For the string "sesión", search the entries below and copy every line where it appears.

[Data about app and page elements]

◆ ◆ ◆ ◆

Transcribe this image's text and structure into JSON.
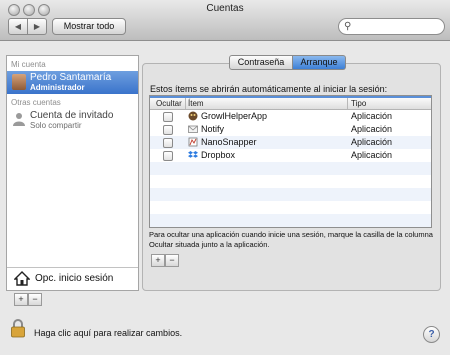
{
  "window": {
    "title": "Cuentas"
  },
  "toolbar": {
    "back_label": "◀",
    "forward_label": "▶",
    "show_all_label": "Mostrar todo",
    "search_placeholder": ""
  },
  "sidebar": {
    "my_account_header": "Mi cuenta",
    "current_user": {
      "name": "Pedro Santamaría",
      "role": "Administrador"
    },
    "other_accounts_header": "Otras cuentas",
    "guest_user": {
      "name": "Cuenta de invitado",
      "role": "Solo compartir"
    },
    "login_options_label": "Opc. inicio sesión",
    "add_label": "+",
    "remove_label": "−"
  },
  "tabs": {
    "password": "Contraseña",
    "startup": "Arranque",
    "selected": "Arranque"
  },
  "startup": {
    "intro": "Estos ítems se abrirán automáticamente al iniciar la sesión:",
    "columns": {
      "hide": "Ocultar",
      "item": "Ítem",
      "type": "Tipo"
    },
    "items": [
      {
        "name": "GrowlHelperApp",
        "type": "Aplicación",
        "icon": "growl-icon",
        "hidden": false
      },
      {
        "name": "Notify",
        "type": "Aplicación",
        "icon": "notify-mail-icon",
        "hidden": false
      },
      {
        "name": "NanoSnapper",
        "type": "Aplicación",
        "icon": "nanosnapper-icon",
        "hidden": false
      },
      {
        "name": "Dropbox",
        "type": "Aplicación",
        "icon": "dropbox-icon",
        "hidden": false
      }
    ],
    "help": "Para ocultar una aplicación cuando inicie una sesión, marque la casilla de la columna Ocultar situada junto a la aplicación.",
    "add_label": "+",
    "remove_label": "−"
  },
  "footer": {
    "lock_text": "Haga clic aquí para realizar cambios.",
    "help_label": "?"
  },
  "colors": {
    "selection": "#3a73cb",
    "accent": "#5a8fd8"
  }
}
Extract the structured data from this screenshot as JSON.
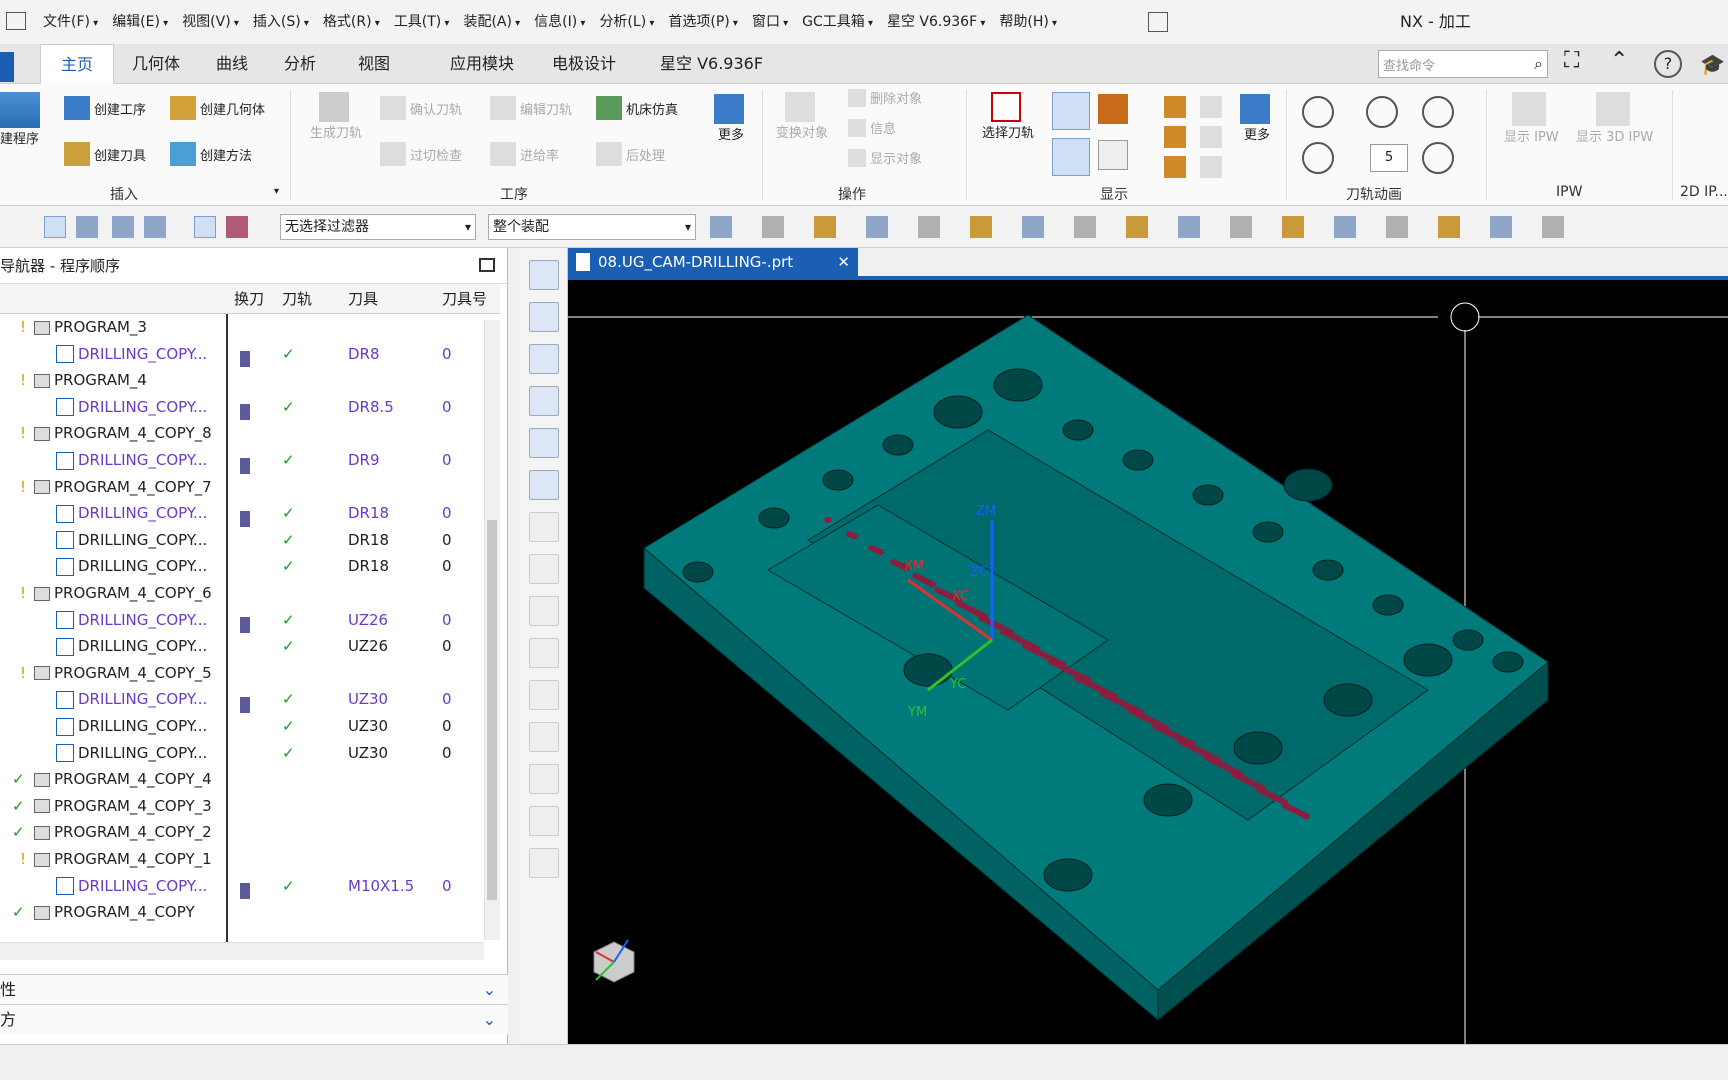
{
  "menubar": {
    "items": [
      "文件(F)",
      "编辑(E)",
      "视图(V)",
      "插入(S)",
      "格式(R)",
      "工具(T)",
      "装配(A)",
      "信息(I)",
      "分析(L)",
      "首选项(P)",
      "窗口",
      "GC工具箱",
      "星空 V6.936F",
      "帮助(H)"
    ],
    "title": "NX - 加工"
  },
  "tabs": [
    "主页",
    "几何体",
    "曲线",
    "分析",
    "视图",
    "应用模块",
    "电极设计",
    "星空 V6.936F"
  ],
  "search": {
    "placeholder": "查找命令"
  },
  "ribbon": {
    "insert": {
      "label": "插入",
      "create_program": "建程序",
      "create_operation": "创建工序",
      "create_geometry": "创建几何体",
      "create_tool": "创建刀具",
      "create_method": "创建方法"
    },
    "operation": {
      "label": "工序",
      "generate": "生成刀轨",
      "confirm": "确认刀轨",
      "edit": "编辑刀轨",
      "machine_sim": "机床仿真",
      "gouge_check": "过切检查",
      "feed": "进给率",
      "post": "后处理",
      "more": "更多"
    },
    "ops": {
      "label": "操作",
      "transform": "变换对象",
      "delete": "删除对象",
      "info": "信息",
      "show": "显示对象"
    },
    "display": {
      "label": "显示",
      "select_path": "选择刀轨",
      "more": "更多"
    },
    "animation": {
      "label": "刀轨动画",
      "speed": "5"
    },
    "ipw": {
      "label": "IPW",
      "show_ipw": "显示 IPW",
      "show_3d_ipw": "显示 3D IPW"
    },
    "ip2d": {
      "label": "2D IP..."
    }
  },
  "filters": {
    "selection": "无选择过滤器",
    "assembly": "整个装配"
  },
  "navigator": {
    "title": "导航器 - 程序顺序",
    "columns": [
      "换刀",
      "刀轨",
      "刀具",
      "刀具号"
    ],
    "rows": [
      {
        "name": "PROGRAM_3",
        "type": "program"
      },
      {
        "name": "DRILLING_COPY...",
        "type": "op",
        "purple": true,
        "toolchange": true,
        "ok": "✓",
        "tool": "DR8",
        "num": "0"
      },
      {
        "name": "PROGRAM_4",
        "type": "program"
      },
      {
        "name": "DRILLING_COPY...",
        "type": "op",
        "purple": true,
        "toolchange": true,
        "ok": "✓",
        "tool": "DR8.5",
        "num": "0"
      },
      {
        "name": "PROGRAM_4_COPY_8",
        "type": "program"
      },
      {
        "name": "DRILLING_COPY...",
        "type": "op",
        "purple": true,
        "toolchange": true,
        "ok": "✓",
        "tool": "DR9",
        "num": "0"
      },
      {
        "name": "PROGRAM_4_COPY_7",
        "type": "program"
      },
      {
        "name": "DRILLING_COPY...",
        "type": "op",
        "purple": true,
        "toolchange": true,
        "ok": "✓",
        "tool": "DR18",
        "num": "0"
      },
      {
        "name": "DRILLING_COPY...",
        "type": "op",
        "purple": false,
        "toolchange": false,
        "ok": "✓",
        "tool": "DR18",
        "num": "0"
      },
      {
        "name": "DRILLING_COPY...",
        "type": "op",
        "purple": false,
        "toolchange": false,
        "ok": "✓",
        "tool": "DR18",
        "num": "0"
      },
      {
        "name": "PROGRAM_4_COPY_6",
        "type": "program"
      },
      {
        "name": "DRILLING_COPY...",
        "type": "op",
        "purple": true,
        "toolchange": true,
        "ok": "✓",
        "tool": "UZ26",
        "num": "0"
      },
      {
        "name": "DRILLING_COPY...",
        "type": "op",
        "purple": false,
        "toolchange": false,
        "ok": "✓",
        "tool": "UZ26",
        "num": "0"
      },
      {
        "name": "PROGRAM_4_COPY_5",
        "type": "program"
      },
      {
        "name": "DRILLING_COPY...",
        "type": "op",
        "purple": true,
        "toolchange": true,
        "ok": "✓",
        "tool": "UZ30",
        "num": "0"
      },
      {
        "name": "DRILLING_COPY...",
        "type": "op",
        "purple": false,
        "toolchange": false,
        "ok": "✓",
        "tool": "UZ30",
        "num": "0"
      },
      {
        "name": "DRILLING_COPY...",
        "type": "op",
        "purple": false,
        "toolchange": false,
        "ok": "✓",
        "tool": "UZ30",
        "num": "0"
      },
      {
        "name": "PROGRAM_4_COPY_4",
        "type": "program",
        "done": true
      },
      {
        "name": "PROGRAM_4_COPY_3",
        "type": "program",
        "done": true
      },
      {
        "name": "PROGRAM_4_COPY_2",
        "type": "program",
        "done": true
      },
      {
        "name": "PROGRAM_4_COPY_1",
        "type": "program"
      },
      {
        "name": "DRILLING_COPY...",
        "type": "op",
        "purple": true,
        "toolchange": true,
        "ok": "✓",
        "tool": "M10X1.5",
        "num": "0"
      },
      {
        "name": "PROGRAM_4_COPY",
        "type": "program",
        "done": true
      }
    ],
    "panel_props": "性",
    "panel_other": "方"
  },
  "document": {
    "tab": "08.UG_CAM-DRILLING-.prt"
  },
  "axes": {
    "zm": "ZM",
    "zc": "ZC",
    "xm": "XM",
    "xc": "XC",
    "ym": "YM",
    "yc": "YC"
  },
  "colors": {
    "accent": "#1a5fb4",
    "model": "#007a7a",
    "hole": "#8b1e3f",
    "ok": "#1b9a1b"
  }
}
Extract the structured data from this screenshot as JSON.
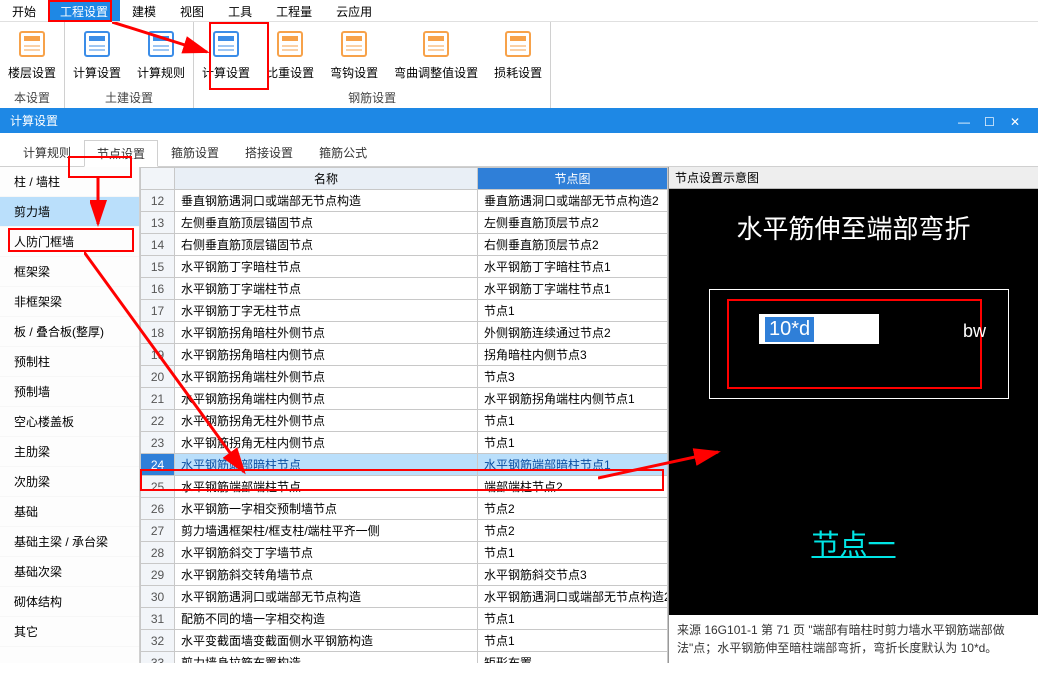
{
  "menubar": [
    "开始",
    "工程设置",
    "建模",
    "视图",
    "工具",
    "工程量",
    "云应用"
  ],
  "menu_active": 1,
  "ribbon": {
    "groups": [
      {
        "title": "本设置",
        "buttons": [
          {
            "label": "楼层设置"
          }
        ]
      },
      {
        "title": "土建设置",
        "buttons": [
          {
            "label": "计算设置"
          },
          {
            "label": "计算规则"
          }
        ]
      },
      {
        "title": "钢筋设置",
        "buttons": [
          {
            "label": "计算设置"
          },
          {
            "label": "比重设置"
          },
          {
            "label": "弯钩设置"
          },
          {
            "label": "弯曲调整值设置"
          },
          {
            "label": "损耗设置"
          }
        ]
      }
    ]
  },
  "panel_title": "计算设置",
  "tabs": [
    "计算规则",
    "节点设置",
    "箍筋设置",
    "搭接设置",
    "箍筋公式"
  ],
  "tab_active": 1,
  "sidebar": [
    "柱 / 墙柱",
    "剪力墙",
    "人防门框墙",
    "框架梁",
    "非框架梁",
    "板 / 叠合板(整厚)",
    "预制柱",
    "预制墙",
    "空心楼盖板",
    "主肋梁",
    "次肋梁",
    "基础",
    "基础主梁 / 承台梁",
    "基础次梁",
    "砌体结构",
    "其它"
  ],
  "side_sel": 1,
  "cols": {
    "num": "",
    "name": "名称",
    "node": "节点图"
  },
  "rows": [
    {
      "n": 12,
      "name": "垂直钢筋遇洞口或端部无节点构造",
      "node": "垂直筋遇洞口或端部无节点构造2"
    },
    {
      "n": 13,
      "name": "左侧垂直筋顶层锚固节点",
      "node": "左侧垂直筋顶层节点2"
    },
    {
      "n": 14,
      "name": "右侧垂直筋顶层锚固节点",
      "node": "右侧垂直筋顶层节点2"
    },
    {
      "n": 15,
      "name": "水平钢筋丁字暗柱节点",
      "node": "水平钢筋丁字暗柱节点1"
    },
    {
      "n": 16,
      "name": "水平钢筋丁字端柱节点",
      "node": "水平钢筋丁字端柱节点1"
    },
    {
      "n": 17,
      "name": "水平钢筋丁字无柱节点",
      "node": "节点1"
    },
    {
      "n": 18,
      "name": "水平钢筋拐角暗柱外侧节点",
      "node": "外侧钢筋连续通过节点2"
    },
    {
      "n": 19,
      "name": "水平钢筋拐角暗柱内侧节点",
      "node": "拐角暗柱内侧节点3"
    },
    {
      "n": 20,
      "name": "水平钢筋拐角端柱外侧节点",
      "node": "节点3"
    },
    {
      "n": 21,
      "name": "水平钢筋拐角端柱内侧节点",
      "node": "水平钢筋拐角端柱内侧节点1"
    },
    {
      "n": 22,
      "name": "水平钢筋拐角无柱外侧节点",
      "node": "节点1"
    },
    {
      "n": 23,
      "name": "水平钢筋拐角无柱内侧节点",
      "node": "节点1"
    },
    {
      "n": 24,
      "name": "水平钢筋端部暗柱节点",
      "node": "水平钢筋端部暗柱节点1"
    },
    {
      "n": 25,
      "name": "水平钢筋端部端柱节点",
      "node": "端部端柱节点2"
    },
    {
      "n": 26,
      "name": "水平钢筋一字相交预制墙节点",
      "node": "节点2"
    },
    {
      "n": 27,
      "name": "剪力墙遇框架柱/框支柱/端柱平齐一侧",
      "node": "节点2"
    },
    {
      "n": 28,
      "name": "水平钢筋斜交丁字墙节点",
      "node": "节点1"
    },
    {
      "n": 29,
      "name": "水平钢筋斜交转角墙节点",
      "node": "水平钢筋斜交节点3"
    },
    {
      "n": 30,
      "name": "水平钢筋遇洞口或端部无节点构造",
      "node": "水平钢筋遇洞口或端部无节点构造2"
    },
    {
      "n": 31,
      "name": "配筋不同的墙一字相交构造",
      "node": "节点1"
    },
    {
      "n": 32,
      "name": "水平变截面墙变截面侧水平钢筋构造",
      "node": "节点1"
    },
    {
      "n": 33,
      "name": "剪力墙身拉筋布置构造",
      "node": "矩形布置"
    }
  ],
  "row_sel": 24,
  "preview": {
    "title": "节点设置示意图",
    "heading": "水平筋伸至端部弯折",
    "value": "10*d",
    "bw": "bw",
    "node": "节点一",
    "source": "来源 16G101-1 第 71 页 \"端部有暗柱时剪力墙水平钢筋端部做法\"点；水平钢筋伸至暗柱端部弯折，弯折长度默认为 10*d。"
  }
}
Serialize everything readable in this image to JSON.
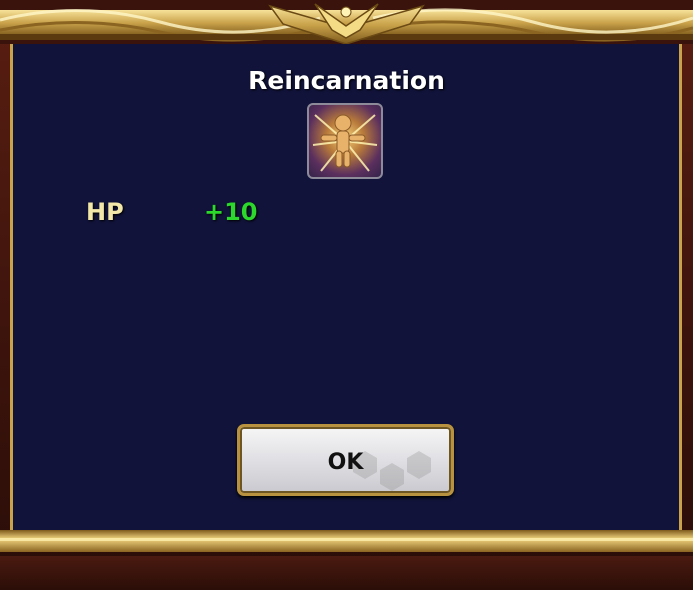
{
  "dialog": {
    "title": "Reincarnation",
    "icon": "reincarnation-skill-icon",
    "stats": [
      {
        "label": "HP",
        "value": "+10"
      }
    ],
    "ok_label": "OK"
  },
  "colors": {
    "panel": "#11133a",
    "gold": "#c9a24a",
    "stat_label": "#f2e6a8",
    "stat_value": "#2bd82b"
  }
}
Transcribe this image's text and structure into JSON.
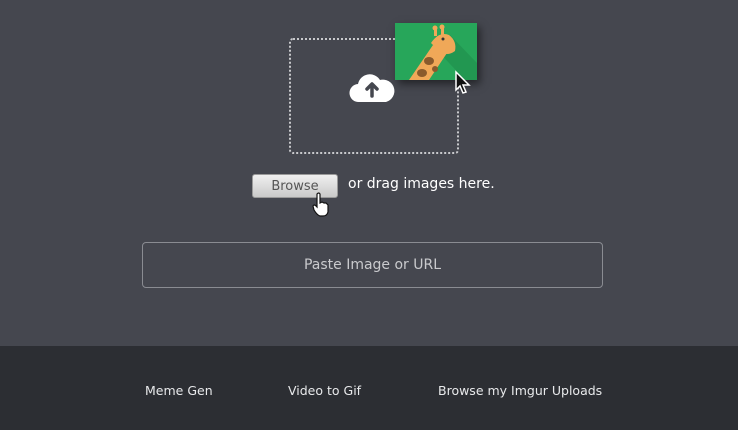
{
  "upload": {
    "icon": "cloud-upload-icon",
    "dragged_thumbnail": "giraffe-image",
    "browse_label": "Browse",
    "drag_text": "or drag images here."
  },
  "url_input": {
    "placeholder": "Paste Image or URL"
  },
  "footer": {
    "links": [
      {
        "label": "Meme Gen"
      },
      {
        "label": "Video to Gif"
      },
      {
        "label": "Browse my Imgur Uploads"
      }
    ]
  },
  "colors": {
    "background": "#45474f",
    "footer": "#2c2e33",
    "thumbnail": "#27a65a"
  }
}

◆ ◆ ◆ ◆

**Problem solution**
    "login_options_label": "Opc. inicio sesión",
    "intro": "Estos ítems se abrirán automáticamente al iniciar la sesión:",
    "help": "Para ocultar una aplicación cuando inicie una sesión, marque la casilla de la columna Ocultar situada junto a la aplicación.",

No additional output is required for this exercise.